Heat the butter and oil in a sauté pan or skillet and sauté the mushrooms on each side for 2 minutes or until golden brown. Serve immediately with lemon wedges and/or soy sauce.

--Lois Der

Scrambled Eggs with Oyster Mushrooms

Serves 4 as a main course

Most mushrooms may be used with scrambled eggs, but oyster mushrooms converts them into an elegant main dish.

  • 1 pound oyster mushrooms, sliced
  • 1/2 cup flour
  • 1/2 cup peanut oil
  • 1/2 cup slivered shallots or green onions
  • 8 eggs, beaten slightly
  • 1/2 teaspoon Tabasco sauce
  • 2 tablespoons chopped fresh parsley
  • Salt and pepper to taste
  • 1 teaspoon Asian sesame oil (see page xx)

Dredge the mushrooms in the flour. Heat the oil in a large sauté pan or skillet. Add the mushrooms and cook until brown. Add the shallots and continue to cook for a few more minutes. Stir in the eggs, Tabasco sauce, parsley, salt, and pepper. Scramble the eggs and sprinkle the sesame oil quickly over the eggs while they are still soft. Serve immediately.

--Edward Lodigiani

Stir-Fried Oyster Mushrooms

Serves 3 to 4 as a side dish

Oyster mushrooms are incorporated in many Asian dishes. They cook quickly, and are therefore naturals for stir-fries.

  • 2 tablespoons peanut oil
  • 1/2 tablespoon Asian sesame oil (see page xx)
  • One 1/8-inch-thick slice fresh ginger, peeled and minced
  • 3 garlic cloves, minced
  • 1/2 pound oyster mushrooms, sliced or torn in even pieces
  • 1 cup fresh or thawed frozen peas
  • 2 tablespoons chicken broth
  • Pinch of sugar
  • 2 Chinese-style ( firm ) tofu cakes, cut into cubes
  • 2 tablespoons soy sauce or more

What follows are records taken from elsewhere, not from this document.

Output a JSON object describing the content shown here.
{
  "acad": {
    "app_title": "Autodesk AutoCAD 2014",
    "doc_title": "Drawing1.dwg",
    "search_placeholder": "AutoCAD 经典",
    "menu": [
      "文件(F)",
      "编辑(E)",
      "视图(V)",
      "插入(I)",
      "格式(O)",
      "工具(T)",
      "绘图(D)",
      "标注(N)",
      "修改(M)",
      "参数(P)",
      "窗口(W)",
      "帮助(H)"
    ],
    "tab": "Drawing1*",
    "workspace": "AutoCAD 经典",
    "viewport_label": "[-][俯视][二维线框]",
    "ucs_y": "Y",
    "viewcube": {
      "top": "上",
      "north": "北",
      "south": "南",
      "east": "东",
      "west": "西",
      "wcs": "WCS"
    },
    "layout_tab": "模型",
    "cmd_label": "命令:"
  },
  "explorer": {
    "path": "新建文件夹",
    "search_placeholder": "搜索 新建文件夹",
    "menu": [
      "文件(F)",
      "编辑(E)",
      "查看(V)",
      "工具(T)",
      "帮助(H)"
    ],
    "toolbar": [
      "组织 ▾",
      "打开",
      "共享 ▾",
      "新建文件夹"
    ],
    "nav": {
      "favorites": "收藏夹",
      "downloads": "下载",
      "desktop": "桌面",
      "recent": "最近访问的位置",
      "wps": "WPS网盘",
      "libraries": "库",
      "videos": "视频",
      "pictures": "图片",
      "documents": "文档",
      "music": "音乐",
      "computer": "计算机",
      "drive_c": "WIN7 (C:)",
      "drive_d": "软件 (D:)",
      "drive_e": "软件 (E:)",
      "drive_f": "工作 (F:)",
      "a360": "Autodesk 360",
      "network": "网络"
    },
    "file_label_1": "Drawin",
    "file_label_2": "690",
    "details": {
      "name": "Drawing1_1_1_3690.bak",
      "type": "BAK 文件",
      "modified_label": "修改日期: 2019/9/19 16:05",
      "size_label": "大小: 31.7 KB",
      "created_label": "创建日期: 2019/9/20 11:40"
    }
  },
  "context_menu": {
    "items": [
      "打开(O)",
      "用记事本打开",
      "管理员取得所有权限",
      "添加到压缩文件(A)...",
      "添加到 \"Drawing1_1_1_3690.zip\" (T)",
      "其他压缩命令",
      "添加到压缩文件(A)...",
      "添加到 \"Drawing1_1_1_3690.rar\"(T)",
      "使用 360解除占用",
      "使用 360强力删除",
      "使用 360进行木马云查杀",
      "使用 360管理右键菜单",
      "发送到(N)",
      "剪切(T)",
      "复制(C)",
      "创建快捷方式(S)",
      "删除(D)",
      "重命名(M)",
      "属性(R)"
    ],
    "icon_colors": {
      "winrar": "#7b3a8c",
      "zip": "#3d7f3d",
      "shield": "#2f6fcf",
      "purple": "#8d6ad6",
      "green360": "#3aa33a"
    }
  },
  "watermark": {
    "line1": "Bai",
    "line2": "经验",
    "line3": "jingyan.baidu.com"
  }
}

Using a wok or skillet, heat the peanut and sesame oils together until bubbling. Add the ginger, garlic, mushrooms, peas, and sugar and quickly stir-fry for 2 to 3 minutes. Add the broth. Cover and simmer for 3 to 5 minutes. Add the tofu and soy sauce. Cook uncovered for 3 minutes. Serve immediately over rice.

--Louise Freedman

ALTERNATE MUSHROOMS: Common Store Mushroom, Shiitake

Chicken Breasts with Oyster Mushrooms in Champagne

Serves 4 as a main course

  • 4 single chicken breasts, skinned and boned
  • Salt and pepper to taste
  • 3 tablespoons flour
  • 2 tablespoons butter
  • 2 tablespoons light vegetable oil
  • 1/2 pound oyster mushrooms, sliced
  • 1 cup heavy cream or half and half
  • 1/4 cup dry champagne
  • Parsley sprigs

Pound the chicken breasts between 2 pieces of waxed paper until slightly flattened. Salt and pepper the chicken breasts Roll them in the flour and shake off excess.

Heat the butter and oil in a large sauté pan or skillet and sauté the chicken over low heat for about 3 minutes for each side. Add the mushrooms and cover the pan for 10 minutes. Add the cream and simmer for 10 minutes, uncovered, over low heat. Transfer the chicken to a serving dish and keep warm.

Add the champagne to the sauce and bring it to a boil, cooking until it becomes creamy. Pour the sauce over the chicken. Garnish with sprigs of parsley and serve.

--Linda Scheffer

ALTERNATE MUSHROOMS: Chanterelle, Common Store Mushrooms, Morels